Just four days after President Obama’s surprise visit to Kabul, Afghan President Hamid Karzai gave a major speech complaining that heavy-handed international actions tarnished last year’s presidential election, diminished his legitimate status as clear winner and risked making the foreign military presence resemble the imperialist invaders of yesteryear.
Karzai went too far. His comments were unfair and risked encouraging critics of the Afghanistan mission who want to portray foreign forces as unwelcome. But his remarks were also a predictable result of American browbeating. Historically, negative treatment of the Afghan leader has produced these sorts of reactions. Kabul and Washington are partners in the effort to create a stable, democratic state; they should understand that public displays of rancor are best avoided.
The immediate catalyst for Karzai’s outburst appears to have been comments by Obama’s national security adviser. En route to Kabul, Gen. Jim Jones predicted to journalists on the record that Obama would pressure Karzai about corruption in governance and said that Karzai had made no progress on this front since his Nov. 19 inauguration.
Jones’s concerns were not without foundation. Even as the latest wave of U.S. troops began arriving en masse, and NATO forces, with limited Afghan help, were clearing towns such as Marja in Helmand province and preparing for a major operation in Kandahar city, the ruling elites in Kabul allegedly refused to clean up their self-serving approach to governance. Allegations of malfeasance have been reinforced by concerns about the president’s brother, Ahmed Wali Karzai, a major power broker in Kandahar. His system of patronage and favoritism has been a concern for allied forces, who see it as angering local tribes that are on the outs — and thereby helping the Taliban’s efforts to recruit followers.
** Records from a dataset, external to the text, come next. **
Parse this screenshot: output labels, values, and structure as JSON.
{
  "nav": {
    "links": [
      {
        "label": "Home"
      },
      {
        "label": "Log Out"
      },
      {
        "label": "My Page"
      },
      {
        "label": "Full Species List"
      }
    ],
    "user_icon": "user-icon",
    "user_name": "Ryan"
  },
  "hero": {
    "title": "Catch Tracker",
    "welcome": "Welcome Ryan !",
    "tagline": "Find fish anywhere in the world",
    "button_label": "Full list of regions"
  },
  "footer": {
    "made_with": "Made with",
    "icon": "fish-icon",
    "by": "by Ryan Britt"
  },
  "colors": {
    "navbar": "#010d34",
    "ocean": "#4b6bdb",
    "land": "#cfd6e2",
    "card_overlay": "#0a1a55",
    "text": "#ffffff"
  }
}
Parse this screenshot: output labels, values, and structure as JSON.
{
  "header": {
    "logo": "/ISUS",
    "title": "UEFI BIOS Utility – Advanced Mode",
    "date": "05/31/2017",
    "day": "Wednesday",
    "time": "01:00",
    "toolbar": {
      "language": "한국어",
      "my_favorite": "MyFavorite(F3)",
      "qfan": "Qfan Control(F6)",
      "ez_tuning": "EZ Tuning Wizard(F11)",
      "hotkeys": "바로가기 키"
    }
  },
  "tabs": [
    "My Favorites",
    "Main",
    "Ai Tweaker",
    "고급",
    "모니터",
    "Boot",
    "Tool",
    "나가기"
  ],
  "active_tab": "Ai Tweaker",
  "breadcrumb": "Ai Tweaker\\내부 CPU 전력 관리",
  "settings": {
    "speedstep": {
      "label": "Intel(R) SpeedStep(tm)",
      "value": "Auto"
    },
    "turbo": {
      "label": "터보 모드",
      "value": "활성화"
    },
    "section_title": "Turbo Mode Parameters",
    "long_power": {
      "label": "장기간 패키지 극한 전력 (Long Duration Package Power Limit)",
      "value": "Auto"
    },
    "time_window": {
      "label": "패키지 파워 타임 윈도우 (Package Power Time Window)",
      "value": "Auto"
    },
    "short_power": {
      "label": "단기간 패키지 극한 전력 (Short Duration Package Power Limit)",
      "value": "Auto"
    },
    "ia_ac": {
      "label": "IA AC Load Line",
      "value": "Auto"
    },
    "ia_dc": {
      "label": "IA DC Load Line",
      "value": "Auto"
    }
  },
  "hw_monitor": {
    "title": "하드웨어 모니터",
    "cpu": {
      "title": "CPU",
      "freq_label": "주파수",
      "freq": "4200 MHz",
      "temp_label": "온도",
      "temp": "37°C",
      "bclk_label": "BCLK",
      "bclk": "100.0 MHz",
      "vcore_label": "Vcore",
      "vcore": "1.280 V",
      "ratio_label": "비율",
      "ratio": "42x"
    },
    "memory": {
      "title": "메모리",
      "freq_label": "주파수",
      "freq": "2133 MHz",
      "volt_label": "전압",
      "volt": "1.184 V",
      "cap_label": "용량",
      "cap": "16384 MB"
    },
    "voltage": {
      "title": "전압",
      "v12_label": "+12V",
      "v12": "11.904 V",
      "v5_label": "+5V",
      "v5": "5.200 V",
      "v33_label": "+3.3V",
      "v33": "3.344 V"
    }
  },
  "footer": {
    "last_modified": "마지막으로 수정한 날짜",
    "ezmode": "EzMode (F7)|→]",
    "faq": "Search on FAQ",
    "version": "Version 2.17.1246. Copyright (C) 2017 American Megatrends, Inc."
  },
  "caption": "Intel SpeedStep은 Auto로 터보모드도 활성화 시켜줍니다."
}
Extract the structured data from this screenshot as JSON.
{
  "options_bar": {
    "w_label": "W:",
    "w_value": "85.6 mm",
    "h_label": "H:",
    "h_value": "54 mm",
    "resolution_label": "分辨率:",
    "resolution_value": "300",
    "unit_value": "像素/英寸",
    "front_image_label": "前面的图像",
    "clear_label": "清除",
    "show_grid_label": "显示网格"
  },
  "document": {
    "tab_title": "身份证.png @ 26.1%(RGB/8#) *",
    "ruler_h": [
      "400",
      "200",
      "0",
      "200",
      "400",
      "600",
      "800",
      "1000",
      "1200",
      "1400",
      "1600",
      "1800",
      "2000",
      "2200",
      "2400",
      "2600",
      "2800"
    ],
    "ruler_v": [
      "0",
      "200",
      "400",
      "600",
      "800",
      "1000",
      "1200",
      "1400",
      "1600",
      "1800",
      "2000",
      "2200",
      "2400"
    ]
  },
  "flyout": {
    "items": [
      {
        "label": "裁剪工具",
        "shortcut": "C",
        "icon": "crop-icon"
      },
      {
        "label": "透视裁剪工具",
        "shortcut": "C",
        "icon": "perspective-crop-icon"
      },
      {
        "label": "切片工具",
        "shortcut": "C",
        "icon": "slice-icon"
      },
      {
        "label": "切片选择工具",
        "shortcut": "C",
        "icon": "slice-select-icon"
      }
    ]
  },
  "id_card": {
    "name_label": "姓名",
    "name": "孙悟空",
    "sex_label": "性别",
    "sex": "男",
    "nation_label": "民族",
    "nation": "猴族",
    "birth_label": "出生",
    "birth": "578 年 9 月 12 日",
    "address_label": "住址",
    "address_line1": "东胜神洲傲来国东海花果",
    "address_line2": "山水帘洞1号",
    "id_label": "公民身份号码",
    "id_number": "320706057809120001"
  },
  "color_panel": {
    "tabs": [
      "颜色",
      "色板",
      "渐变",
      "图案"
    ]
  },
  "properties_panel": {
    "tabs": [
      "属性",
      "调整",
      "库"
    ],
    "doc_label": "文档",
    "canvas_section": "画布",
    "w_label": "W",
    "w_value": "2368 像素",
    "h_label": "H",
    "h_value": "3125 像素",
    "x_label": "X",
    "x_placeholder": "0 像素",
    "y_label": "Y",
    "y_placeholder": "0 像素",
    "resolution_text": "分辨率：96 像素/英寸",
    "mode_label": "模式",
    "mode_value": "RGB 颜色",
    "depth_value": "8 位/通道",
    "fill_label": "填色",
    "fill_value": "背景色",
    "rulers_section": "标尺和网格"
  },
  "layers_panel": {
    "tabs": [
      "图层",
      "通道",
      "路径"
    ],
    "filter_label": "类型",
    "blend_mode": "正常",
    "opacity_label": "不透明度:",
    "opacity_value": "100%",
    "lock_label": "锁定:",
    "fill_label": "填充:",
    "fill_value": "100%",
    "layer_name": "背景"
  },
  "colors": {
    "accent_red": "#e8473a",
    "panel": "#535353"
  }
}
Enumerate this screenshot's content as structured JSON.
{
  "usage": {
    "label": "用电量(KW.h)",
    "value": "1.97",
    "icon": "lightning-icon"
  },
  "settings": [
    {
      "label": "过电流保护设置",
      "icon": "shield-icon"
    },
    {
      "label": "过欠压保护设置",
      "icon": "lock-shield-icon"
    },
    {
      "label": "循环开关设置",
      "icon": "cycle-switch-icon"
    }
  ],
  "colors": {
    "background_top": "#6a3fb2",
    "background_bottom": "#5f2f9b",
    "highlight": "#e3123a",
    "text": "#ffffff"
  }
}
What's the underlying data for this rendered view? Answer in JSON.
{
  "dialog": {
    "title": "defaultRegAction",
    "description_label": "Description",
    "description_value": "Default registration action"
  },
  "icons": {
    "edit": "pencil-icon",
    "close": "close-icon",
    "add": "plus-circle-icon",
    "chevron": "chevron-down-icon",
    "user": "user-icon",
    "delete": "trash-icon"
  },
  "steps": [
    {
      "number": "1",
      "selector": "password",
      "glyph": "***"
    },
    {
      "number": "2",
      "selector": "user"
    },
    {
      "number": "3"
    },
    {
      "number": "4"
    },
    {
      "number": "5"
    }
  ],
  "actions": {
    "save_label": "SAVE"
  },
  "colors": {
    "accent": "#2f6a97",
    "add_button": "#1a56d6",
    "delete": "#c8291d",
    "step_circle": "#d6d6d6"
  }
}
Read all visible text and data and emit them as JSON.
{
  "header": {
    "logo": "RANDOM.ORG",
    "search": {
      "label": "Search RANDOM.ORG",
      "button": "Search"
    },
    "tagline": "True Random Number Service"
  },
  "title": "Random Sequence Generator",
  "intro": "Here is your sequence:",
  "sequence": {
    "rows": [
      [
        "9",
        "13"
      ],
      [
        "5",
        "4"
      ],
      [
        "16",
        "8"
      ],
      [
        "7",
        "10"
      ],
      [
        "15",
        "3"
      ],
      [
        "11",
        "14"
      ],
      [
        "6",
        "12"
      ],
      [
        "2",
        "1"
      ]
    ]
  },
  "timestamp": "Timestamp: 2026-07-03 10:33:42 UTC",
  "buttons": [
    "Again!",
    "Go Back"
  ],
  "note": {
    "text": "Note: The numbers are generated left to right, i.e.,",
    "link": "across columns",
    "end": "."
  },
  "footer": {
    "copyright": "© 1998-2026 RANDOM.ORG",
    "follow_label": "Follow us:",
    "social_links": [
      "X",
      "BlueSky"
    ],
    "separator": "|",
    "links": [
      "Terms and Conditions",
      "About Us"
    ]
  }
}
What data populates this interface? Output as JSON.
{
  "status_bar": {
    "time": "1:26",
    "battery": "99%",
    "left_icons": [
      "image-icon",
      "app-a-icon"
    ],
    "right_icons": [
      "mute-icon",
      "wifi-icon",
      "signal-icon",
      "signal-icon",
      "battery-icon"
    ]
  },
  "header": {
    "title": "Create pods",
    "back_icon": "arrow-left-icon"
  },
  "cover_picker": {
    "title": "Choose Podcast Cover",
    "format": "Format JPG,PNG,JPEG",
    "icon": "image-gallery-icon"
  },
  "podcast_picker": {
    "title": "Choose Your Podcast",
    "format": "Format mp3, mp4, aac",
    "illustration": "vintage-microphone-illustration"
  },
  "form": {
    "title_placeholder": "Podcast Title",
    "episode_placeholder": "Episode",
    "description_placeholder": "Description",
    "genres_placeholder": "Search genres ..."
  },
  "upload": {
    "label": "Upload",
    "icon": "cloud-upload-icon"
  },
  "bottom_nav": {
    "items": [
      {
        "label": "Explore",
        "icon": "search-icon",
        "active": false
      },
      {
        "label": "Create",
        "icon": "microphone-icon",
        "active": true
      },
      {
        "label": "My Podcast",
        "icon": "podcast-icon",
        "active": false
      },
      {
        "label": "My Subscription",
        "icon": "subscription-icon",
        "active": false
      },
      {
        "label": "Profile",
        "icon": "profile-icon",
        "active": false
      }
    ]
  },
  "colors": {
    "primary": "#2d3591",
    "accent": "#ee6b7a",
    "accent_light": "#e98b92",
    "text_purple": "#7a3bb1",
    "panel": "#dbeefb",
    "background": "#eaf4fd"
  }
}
In the past year, Vice President Biden and other U.S. officials have strongly criticized the Afghan leader in public. But whatever one thinks of Afghan governance, and it’s true that it’s not improving fast enough, Jones’s remarks were flawed and self-defeating.
First, Karzai was largely a U.S. pick. Through the Bonn process that followed the Taliban’s overthrow in 2001, this country led an international effort to make him Afghanistan’s leader. His “big tent” approach to governance was seen as the most practical way to engender support from tribal leaders, warlords and other power brokers as the United States sought to maintain a light footprint in Afghanistan and avoided building up a strong central state. Circumstances have changed since 2001, but Karzai remains largely the same man. Moreover, some aspects of his strategy of inclusiveness resemble the American desire for reconciliation with elements of the Afghan insurgency. We have grounds to debate and criticize Karzai on many issues, but such conversations need to happen with an attitude of respect, an appreciation of nuance, and an awareness that 80 percent of Afghans still like him as their leader.
Second, Jones was wrong that no notable progress has been made against corruption since November. The pace of progress remains too slow, but Karzai began his second term as president by keeping in office many of his best ministers and governors. Helmand province Gov. Gulab Mangal, Interior Minister Hanif Atmar and Defense Minister Abdul Rahim Wardak, for example, have accomplished a good deal for their country. The Major Crimes Task Force designed to pursue cases of high-level corruption is gaining strength. And the number of trained Afghan army and police forces accompanying NATO troops into Marja, while still modest, was double the number of locally available forces accompanying U.S. Marines on similar operations in Helmand last year.
Discussions continue about how to dilute Ahmed Karzai’s influence in Kandahar. But delays reflect disagreement among NATO governments about how to proceed, not just nepotistic interference from Kabul.
Third, browbeating Karzai, especially in public, does not work. A more respectful approach has proved effective. While keeping much of his counsel private, Sen. John Kerry was direct in meetings with Karzai last fall. Kerry persuaded Karzai to accept a second round of voting to determine the presidency, and though that second round was not implemented, Karzai’s willingness to approve it did much to shore up his legitimacy at home and abroad. Gen. Stanley McChrystal’s discreet approach to Karzai and his cabinet has generated cooperation with key ministers on reform of Afghan security forces. And Secretary of State Hillary Clinton’s presence at Karzai’s second inauguration is part of a State Department effort to make diplomacy and development more effective, in part by reaching out to regional and local Afghan leaders in key places. Perhaps the professional rapport he seems to have with Clinton is an indication that Karzai responds to such efforts.
A transcript of the Obama-Karzai meeting was not released. Our guess is that it had a more balanced tone than much of the trip’s public remarks. To be fair, Jones may have underestimated how his comments could reinforce negative perceptions in Afghanistan and the United States and set the stage for another period of acrimony. But we are fighting a war. Our leaders need to stop relearning lessons about U.S.-Afghan diplomacy every few months. There is no time to waste.
With the downward trajectory in [U.S.-China] relations, the incoming ambassador ideally will need to have a visible connection to the president and his senior advisers, familiarity with the range of issues that comprise the relationship, and a future in American politics. The more the ambassador is seen as likely to wield influence in the future on issues affecting China, the higher the cost and risk for Beijing to mistreat him/her.